All over the country, state attorney generals are investigating the for-profit colleges based on allegations that these colleges have engaged in misrepresentations and fraud.  Some for-profits have been fined. Corinthian Colleges filed for bankruptcy and several for-profits have closed.

It could be that low-income and minority students--who have been the target of the for-profit colleges--have figured out that many of these joints charge too much and don't deliver on their promises.

Conclusion

Low-income individuals are going to college in smaller numbers, and this may not be bad. If they can get good jobs without going to college then they can avoid the huge opportunity costs of being a college student--forgone wages and student loans.

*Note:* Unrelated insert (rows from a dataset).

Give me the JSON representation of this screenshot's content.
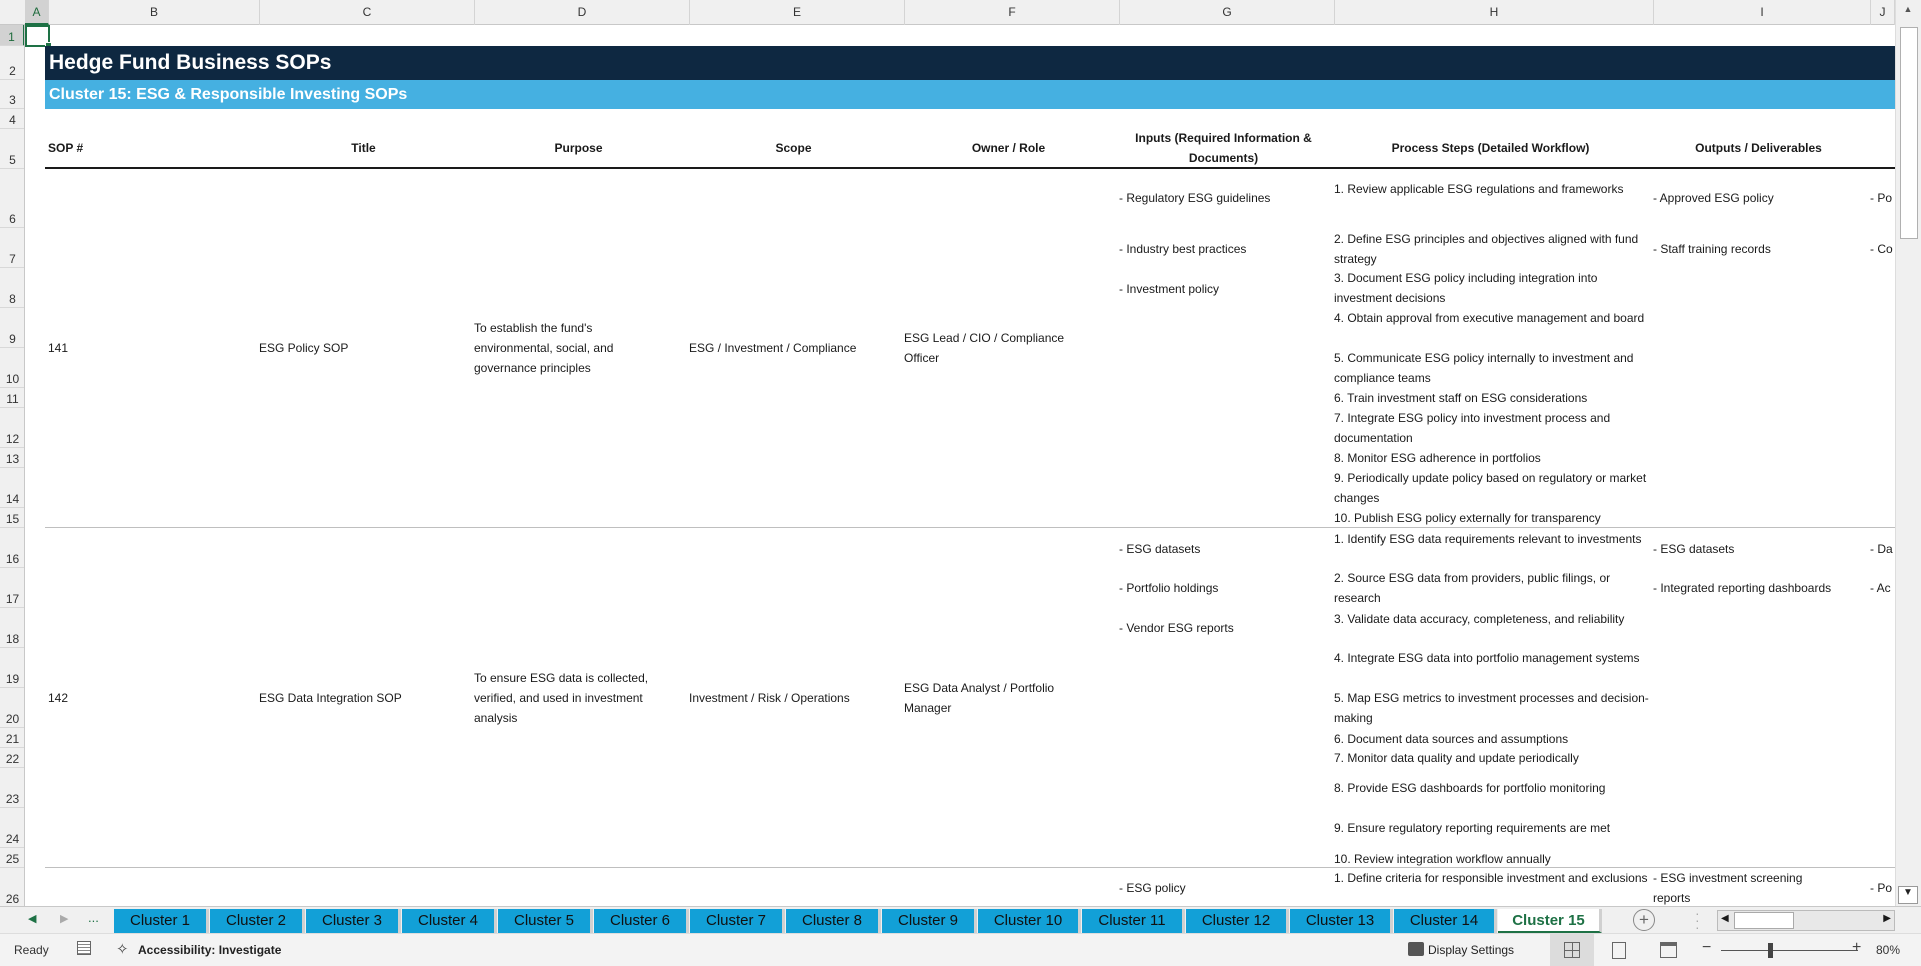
{
  "grid": {
    "columns": [
      "A",
      "B",
      "C",
      "D",
      "E",
      "F",
      "G",
      "H",
      "I",
      "J"
    ],
    "rows": [
      "1",
      "2",
      "3",
      "4",
      "5",
      "6",
      "7",
      "8",
      "9",
      "10",
      "11",
      "12",
      "13",
      "14",
      "15",
      "16",
      "17",
      "18",
      "19",
      "20",
      "21",
      "22",
      "23",
      "24",
      "25",
      "26"
    ]
  },
  "sheet": {
    "title": "Hedge Fund Business SOPs",
    "subtitle": "Cluster 15: ESG & Responsible Investing SOPs",
    "headers": {
      "sop": "SOP #",
      "title": "Title",
      "purpose": "Purpose",
      "scope": "Scope",
      "owner": "Owner / Role",
      "inputs": "Inputs (Required Information & Documents)",
      "steps": "Process Steps (Detailed Workflow)",
      "outputs": "Outputs / Deliverables"
    },
    "sops": [
      {
        "num": "141",
        "title": "ESG Policy SOP",
        "purpose": "To establish the fund's environmental, social, and governance principles",
        "scope": "ESG / Investment / Compliance",
        "owner": "ESG Lead / CIO / Compliance Officer",
        "inputs": [
          "- Regulatory ESG guidelines",
          "- Industry best practices",
          "- Investment policy"
        ],
        "steps": [
          "1. Review applicable ESG regulations and frameworks",
          "2. Define ESG principles and objectives aligned with fund strategy",
          "3. Document ESG policy including integration into investment decisions",
          "4. Obtain approval from executive management and board",
          "5. Communicate ESG policy internally to investment and compliance teams",
          "6. Train investment staff on ESG considerations",
          "7. Integrate ESG policy into investment process and documentation",
          "8. Monitor ESG adherence in portfolios",
          "9. Periodically update policy based on regulatory or market changes",
          "10. Publish ESG policy externally for transparency"
        ],
        "outputs": [
          "- Approved ESG policy",
          "- Staff training records"
        ],
        "next_col": [
          "- Po",
          "- Co"
        ]
      },
      {
        "num": "142",
        "title": "ESG Data Integration SOP",
        "purpose": "To ensure ESG data is collected, verified, and used in investment analysis",
        "scope": "Investment / Risk / Operations",
        "owner": "ESG Data Analyst / Portfolio Manager",
        "inputs": [
          "- ESG datasets",
          "- Portfolio holdings",
          "- Vendor ESG reports"
        ],
        "steps": [
          "1. Identify ESG data requirements relevant to investments",
          "2. Source ESG data from providers, public filings, or research",
          "3. Validate data accuracy, completeness, and reliability",
          "4. Integrate ESG data into portfolio management systems",
          "5. Map ESG metrics to investment processes and decision-making",
          "6. Document data sources and assumptions",
          "7. Monitor data quality and update periodically",
          "8. Provide ESG dashboards for portfolio monitoring",
          "9. Ensure regulatory reporting requirements are met",
          "10. Review integration workflow annually"
        ],
        "outputs": [
          "- ESG datasets",
          "- Integrated reporting dashboards"
        ],
        "next_col": [
          "- Da",
          "- Ac"
        ]
      },
      {
        "inputs": [
          "- ESG policy"
        ],
        "steps": [
          "1. Define criteria for responsible investment and exclusions"
        ],
        "outputs": [
          "- ESG investment screening reports"
        ],
        "next_col": [
          "- Po"
        ]
      }
    ]
  },
  "tabs": {
    "ellipsis": "...",
    "items": [
      "Cluster 1",
      "Cluster 2",
      "Cluster 3",
      "Cluster 4",
      "Cluster 5",
      "Cluster 6",
      "Cluster 7",
      "Cluster 8",
      "Cluster 9",
      "Cluster 10",
      "Cluster 11",
      "Cluster 12",
      "Cluster 13",
      "Cluster 14",
      "Cluster 15"
    ],
    "active": "Cluster 15"
  },
  "status": {
    "ready": "Ready",
    "accessibility": "Accessibility: Investigate",
    "display_settings": "Display Settings",
    "zoom": "80%",
    "zoom_percent": 80
  }
}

And if young people from low-income families are becoming more appreciative of the risk of borrowing money to attend a for-profit college, that is certainly good news. Although the Obama administration hasn't been as aggressive as I think it should be toward the for-profit college industry, it has taken some steps to rein in abuses.  And state officials have taken action against abusive for-profits colleges as well. This is good news.

References

American Council on Education. ACE Fact Sheet on Higher Education. Pell Grant Funding History (1976 to 2010). Accessible at: http://www.acenet.edu/news-room/Documents/FactSheet-Pell-Grant-Funding-History-1976-2010.pdf

Misty Baily. Attorney Generals Expand Probe into For Profit Colleges. Education News, January 14, 2014. Accessible at:  /www.educationnews.org/higher-education/attorney-generals-expand-probe-into-for-profit-colleges/#sthash.pKZVeW5V.dpuf

Kelly Field. Attorneys General Take Aim at For-Profit Colleges Institutional Loan Programs, Chronicle of Higher Education, March 20, 2012. Accessible at: http://chronicle.com/article/Attorneys-General-Take-Aim-at/131254/

Scott Jaschik. The Missing Low Income Students: Study finds drop in percentage of low-income students enrolling in college. Inside Higher Education, November 25, 2015. Accessible at: https://www.insidehighered.com/news/2015/11/25/study-finds-drop-percentage-low-income-students-enrolling-college

U.S. Department of Education. Fiscal Year 2012 Budget Summary--February 14, 2011.  Accessible at: https://www2.ed.gov/about/overview/budget/budget12/summary/edlite-section2d.html

U.S. Department of Education. Pell Grant Funding Status. Accessible at:
http://www2.ed.gov/programs/fpg/funding.html